■ WHAT TO PRODUCE:
Copy out, from the data below, each line in which the word "text" occurs.

INPUT MATERIAL Block Start

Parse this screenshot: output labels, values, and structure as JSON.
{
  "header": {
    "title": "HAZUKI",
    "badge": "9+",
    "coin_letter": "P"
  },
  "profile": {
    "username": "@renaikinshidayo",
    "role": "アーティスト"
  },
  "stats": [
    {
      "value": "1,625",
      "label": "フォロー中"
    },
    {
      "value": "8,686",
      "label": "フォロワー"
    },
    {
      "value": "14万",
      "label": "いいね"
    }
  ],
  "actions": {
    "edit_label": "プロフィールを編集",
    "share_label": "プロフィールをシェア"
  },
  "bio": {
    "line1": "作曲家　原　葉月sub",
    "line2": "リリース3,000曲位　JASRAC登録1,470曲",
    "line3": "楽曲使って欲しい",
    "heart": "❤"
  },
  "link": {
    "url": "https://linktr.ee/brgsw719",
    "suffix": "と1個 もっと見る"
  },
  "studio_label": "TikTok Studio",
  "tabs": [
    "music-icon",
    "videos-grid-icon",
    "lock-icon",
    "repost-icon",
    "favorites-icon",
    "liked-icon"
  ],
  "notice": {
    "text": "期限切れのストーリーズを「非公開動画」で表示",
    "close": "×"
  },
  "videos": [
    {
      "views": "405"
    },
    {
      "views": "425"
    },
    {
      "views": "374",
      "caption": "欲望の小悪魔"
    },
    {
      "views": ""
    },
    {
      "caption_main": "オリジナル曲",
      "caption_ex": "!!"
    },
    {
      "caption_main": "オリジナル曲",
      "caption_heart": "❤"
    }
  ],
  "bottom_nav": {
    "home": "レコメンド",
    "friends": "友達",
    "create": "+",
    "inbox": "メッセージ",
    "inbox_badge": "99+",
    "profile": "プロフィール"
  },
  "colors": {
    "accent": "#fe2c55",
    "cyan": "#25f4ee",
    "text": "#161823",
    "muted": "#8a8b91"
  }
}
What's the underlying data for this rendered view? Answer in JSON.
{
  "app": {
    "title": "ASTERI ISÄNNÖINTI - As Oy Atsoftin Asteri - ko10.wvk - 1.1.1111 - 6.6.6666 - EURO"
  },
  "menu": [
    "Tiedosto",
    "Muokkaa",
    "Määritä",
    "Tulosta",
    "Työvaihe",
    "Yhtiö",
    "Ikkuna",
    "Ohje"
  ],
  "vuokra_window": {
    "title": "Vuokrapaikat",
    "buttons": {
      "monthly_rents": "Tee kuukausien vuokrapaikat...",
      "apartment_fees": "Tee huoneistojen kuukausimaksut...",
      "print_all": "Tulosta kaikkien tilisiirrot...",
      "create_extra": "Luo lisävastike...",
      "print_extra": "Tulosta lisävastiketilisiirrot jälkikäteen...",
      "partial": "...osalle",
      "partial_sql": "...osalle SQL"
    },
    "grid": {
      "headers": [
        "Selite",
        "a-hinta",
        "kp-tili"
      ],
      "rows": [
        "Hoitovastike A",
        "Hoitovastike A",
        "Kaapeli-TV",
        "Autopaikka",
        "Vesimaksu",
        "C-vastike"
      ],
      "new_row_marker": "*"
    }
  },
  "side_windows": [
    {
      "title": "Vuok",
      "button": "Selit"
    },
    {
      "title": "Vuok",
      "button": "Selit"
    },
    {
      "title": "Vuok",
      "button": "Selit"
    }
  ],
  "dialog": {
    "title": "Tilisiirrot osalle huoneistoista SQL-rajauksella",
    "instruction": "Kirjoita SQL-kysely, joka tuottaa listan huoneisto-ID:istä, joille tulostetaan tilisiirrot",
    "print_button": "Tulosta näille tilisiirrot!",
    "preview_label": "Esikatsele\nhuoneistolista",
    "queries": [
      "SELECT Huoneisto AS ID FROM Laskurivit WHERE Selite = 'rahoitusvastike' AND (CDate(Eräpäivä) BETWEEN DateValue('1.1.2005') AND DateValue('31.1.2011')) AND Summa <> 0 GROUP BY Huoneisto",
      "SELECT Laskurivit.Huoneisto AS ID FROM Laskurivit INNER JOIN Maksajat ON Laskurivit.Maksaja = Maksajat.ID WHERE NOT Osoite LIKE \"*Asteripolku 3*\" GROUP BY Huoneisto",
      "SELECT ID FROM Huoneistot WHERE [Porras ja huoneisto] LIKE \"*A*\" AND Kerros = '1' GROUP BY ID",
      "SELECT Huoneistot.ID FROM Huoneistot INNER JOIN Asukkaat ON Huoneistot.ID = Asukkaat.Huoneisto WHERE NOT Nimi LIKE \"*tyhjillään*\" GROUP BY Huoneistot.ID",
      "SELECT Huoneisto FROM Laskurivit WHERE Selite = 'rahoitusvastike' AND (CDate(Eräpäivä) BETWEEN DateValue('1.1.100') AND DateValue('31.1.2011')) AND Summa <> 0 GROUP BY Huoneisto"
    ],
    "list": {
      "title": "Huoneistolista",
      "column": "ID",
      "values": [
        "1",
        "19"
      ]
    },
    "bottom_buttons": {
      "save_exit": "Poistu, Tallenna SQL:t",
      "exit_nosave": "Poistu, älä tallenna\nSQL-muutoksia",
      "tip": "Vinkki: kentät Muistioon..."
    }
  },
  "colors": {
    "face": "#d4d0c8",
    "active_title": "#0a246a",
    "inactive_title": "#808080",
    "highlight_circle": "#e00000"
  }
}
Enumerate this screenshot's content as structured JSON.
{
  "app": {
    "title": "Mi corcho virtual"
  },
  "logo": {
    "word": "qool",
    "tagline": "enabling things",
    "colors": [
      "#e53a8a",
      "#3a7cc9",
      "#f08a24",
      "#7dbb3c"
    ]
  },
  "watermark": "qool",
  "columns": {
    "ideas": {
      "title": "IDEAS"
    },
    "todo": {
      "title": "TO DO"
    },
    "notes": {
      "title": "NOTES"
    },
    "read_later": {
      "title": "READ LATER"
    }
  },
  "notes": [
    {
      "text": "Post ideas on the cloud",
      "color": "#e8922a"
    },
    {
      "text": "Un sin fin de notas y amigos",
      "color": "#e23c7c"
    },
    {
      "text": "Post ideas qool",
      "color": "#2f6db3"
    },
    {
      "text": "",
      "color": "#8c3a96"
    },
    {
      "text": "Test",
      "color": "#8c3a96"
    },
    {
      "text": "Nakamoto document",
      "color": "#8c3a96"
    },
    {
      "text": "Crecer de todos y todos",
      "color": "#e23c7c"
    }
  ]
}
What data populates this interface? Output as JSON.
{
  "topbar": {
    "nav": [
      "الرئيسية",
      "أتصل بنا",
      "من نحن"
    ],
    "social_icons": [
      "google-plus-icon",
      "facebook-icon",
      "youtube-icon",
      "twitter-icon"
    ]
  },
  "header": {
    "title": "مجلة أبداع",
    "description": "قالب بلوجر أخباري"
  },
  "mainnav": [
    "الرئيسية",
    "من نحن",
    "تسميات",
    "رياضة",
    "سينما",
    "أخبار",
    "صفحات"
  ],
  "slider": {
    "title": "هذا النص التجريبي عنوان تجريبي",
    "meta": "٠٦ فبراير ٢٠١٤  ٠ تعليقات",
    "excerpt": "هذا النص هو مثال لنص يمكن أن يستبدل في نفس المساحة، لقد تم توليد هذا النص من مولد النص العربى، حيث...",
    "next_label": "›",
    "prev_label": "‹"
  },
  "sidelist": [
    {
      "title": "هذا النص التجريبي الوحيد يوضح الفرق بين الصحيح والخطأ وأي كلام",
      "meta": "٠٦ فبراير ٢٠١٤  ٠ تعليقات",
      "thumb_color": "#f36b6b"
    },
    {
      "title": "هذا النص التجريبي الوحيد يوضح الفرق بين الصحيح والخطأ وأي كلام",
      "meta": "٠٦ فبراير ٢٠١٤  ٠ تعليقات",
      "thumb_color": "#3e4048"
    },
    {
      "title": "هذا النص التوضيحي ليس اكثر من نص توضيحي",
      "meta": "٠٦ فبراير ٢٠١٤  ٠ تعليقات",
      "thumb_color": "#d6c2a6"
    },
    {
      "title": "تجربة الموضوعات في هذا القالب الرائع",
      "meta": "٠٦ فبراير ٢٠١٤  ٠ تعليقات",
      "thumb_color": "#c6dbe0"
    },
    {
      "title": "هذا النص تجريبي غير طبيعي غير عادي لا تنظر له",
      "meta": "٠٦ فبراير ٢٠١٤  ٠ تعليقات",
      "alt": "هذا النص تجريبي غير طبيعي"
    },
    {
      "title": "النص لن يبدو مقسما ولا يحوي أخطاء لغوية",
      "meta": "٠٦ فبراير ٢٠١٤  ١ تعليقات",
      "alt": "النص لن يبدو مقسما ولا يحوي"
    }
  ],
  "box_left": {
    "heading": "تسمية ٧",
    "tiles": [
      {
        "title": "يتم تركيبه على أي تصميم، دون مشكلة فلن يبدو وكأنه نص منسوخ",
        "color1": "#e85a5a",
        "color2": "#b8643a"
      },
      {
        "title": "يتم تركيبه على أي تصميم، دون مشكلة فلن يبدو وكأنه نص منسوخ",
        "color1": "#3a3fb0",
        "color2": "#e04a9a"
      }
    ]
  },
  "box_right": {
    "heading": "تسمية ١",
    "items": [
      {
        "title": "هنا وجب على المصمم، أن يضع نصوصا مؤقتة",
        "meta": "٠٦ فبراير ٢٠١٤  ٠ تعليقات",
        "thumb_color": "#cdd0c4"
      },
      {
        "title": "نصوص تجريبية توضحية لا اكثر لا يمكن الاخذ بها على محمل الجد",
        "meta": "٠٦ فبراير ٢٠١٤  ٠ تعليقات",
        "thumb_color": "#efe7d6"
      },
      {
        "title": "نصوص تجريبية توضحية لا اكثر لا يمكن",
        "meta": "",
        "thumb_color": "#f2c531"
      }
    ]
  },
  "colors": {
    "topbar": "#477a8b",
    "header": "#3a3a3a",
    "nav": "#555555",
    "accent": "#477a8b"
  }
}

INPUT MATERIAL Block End

■ EXERCISE RESULT:
    "text": "期限切れのストーリーズを「非公開動画」で表示",
    "text": "#161823",
      "text": "Post ideas on the cloud",
      "text": "Un sin fin de notas y amigos",
      "text": "Post ideas qool",
      "text": "",
      "text": "Test",
      "text": "Nakamoto document",
      "text": "Crecer de todos y todos",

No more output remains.